Anyone who reads Robert Fogel and Stanley Engerman’s “Time on the Cross” knows immediately that its claims were bound to cause controversy. A significant part of this controversy, no doubt, stems from the heavy use of numerical data in the analysis of the institution of slavery. The numbers seem cold and barely capture the macabre-colored picture of slavery that we are used to encountering in more traditional, humanistic expositions of slavery. Worse still, at times Fogel and Engerman’s language seems to allude to the “Uncle Tom” image of a pitifully subservient and obedient black when describing the typical slave. The authors did not mean to suggest this (they say they admire black achievement under the adversity of white overlordship), one cannot help but to conjure the image when they speak, for example, of the supposed motivation of slaves to be appointed to “better” roles on the plantation.
Despite the controversy, I think it’s a shame that this study may have caused cliometrics to fade completely into the background of historical research, because it offers some useful tools for historians. In particular, I thought its capabilities as a tool for comparative studies were particularly strong. One relatively non-controversial section of “Time on the Cross” was the first chapter, where Fogel and Engerman discuss some of the differences between slavery in the United States and in the Caribbean. They use comparisons of slave imports into the Caribbean and the U.S., foreign-born slaves with the rest of the U.S. population, and the growth of the actual slave populations in the U.S. and Caribbean to expose very real differences between the slave trades of the U.S. and the Caribbean that are in fact made more explicit numerically. The reader gets a harrowing portrait of slaves being sent to the Caribbean in droves to replace those who have succumbed to tropical diseases, while in the U.S., the slave population became “naturalized,” creating a potentially different dynamic to be further explored by historical study.
Steven Ruggles’ “The Transformation of the American Family Structure” is another example of the use of quantitative comparisons to show intriguing facts. Some scholars claim that the traditional family structure never existed, we learn. Yet Ruggles suggests that although these “extended households” might have been a minority, they were still an ideal that served to direct behavior more often than not. By using life expectancy to calculate a potential percentage of families that could have had the traditional structure of elderly kin living with younger generations, Ruggles shows that a high percentage of those families that could have this structure actually did. By contrast, life expectancy has risen in the 20th century, and yet the traditional family structure is found even less often.

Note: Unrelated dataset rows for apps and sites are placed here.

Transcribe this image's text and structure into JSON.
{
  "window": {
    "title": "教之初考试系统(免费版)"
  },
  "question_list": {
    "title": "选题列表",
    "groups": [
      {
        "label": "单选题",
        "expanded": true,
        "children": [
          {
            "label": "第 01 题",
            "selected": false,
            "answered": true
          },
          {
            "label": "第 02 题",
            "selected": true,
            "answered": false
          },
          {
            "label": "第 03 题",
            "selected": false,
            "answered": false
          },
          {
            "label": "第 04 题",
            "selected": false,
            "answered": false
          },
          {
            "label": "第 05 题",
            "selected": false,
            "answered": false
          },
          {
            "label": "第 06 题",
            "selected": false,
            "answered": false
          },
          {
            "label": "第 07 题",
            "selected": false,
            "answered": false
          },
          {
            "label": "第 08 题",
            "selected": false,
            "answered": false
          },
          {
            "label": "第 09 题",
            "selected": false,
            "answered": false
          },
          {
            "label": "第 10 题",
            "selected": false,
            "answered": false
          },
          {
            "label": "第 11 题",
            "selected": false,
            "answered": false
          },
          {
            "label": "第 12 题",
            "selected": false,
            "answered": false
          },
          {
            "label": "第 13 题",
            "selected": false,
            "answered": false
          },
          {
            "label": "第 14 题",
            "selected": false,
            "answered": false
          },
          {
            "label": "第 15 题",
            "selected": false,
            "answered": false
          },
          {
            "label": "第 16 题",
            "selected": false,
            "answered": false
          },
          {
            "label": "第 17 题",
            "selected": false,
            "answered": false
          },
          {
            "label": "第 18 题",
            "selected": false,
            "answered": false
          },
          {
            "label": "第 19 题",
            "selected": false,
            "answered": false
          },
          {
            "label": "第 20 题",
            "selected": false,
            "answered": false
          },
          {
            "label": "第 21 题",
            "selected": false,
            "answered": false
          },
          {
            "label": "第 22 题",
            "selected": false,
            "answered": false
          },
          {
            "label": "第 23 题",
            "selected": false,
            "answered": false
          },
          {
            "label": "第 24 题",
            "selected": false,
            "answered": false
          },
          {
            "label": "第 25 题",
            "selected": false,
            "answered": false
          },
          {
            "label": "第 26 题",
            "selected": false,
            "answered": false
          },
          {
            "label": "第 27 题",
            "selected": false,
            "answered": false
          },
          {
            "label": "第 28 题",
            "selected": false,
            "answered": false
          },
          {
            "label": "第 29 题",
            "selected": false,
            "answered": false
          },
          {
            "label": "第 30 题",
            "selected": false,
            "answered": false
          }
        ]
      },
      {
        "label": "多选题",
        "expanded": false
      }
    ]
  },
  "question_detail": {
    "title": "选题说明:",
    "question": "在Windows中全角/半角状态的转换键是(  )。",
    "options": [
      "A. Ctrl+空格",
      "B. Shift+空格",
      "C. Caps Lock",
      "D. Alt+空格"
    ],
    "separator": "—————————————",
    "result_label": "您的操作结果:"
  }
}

Comparative quantitative studies offer one way to make meaning out of numbers in a way that is detailed and exciting much in the same way as first-hand accounts provide meaningful qualitative data. It would be a shame to push them aside completely.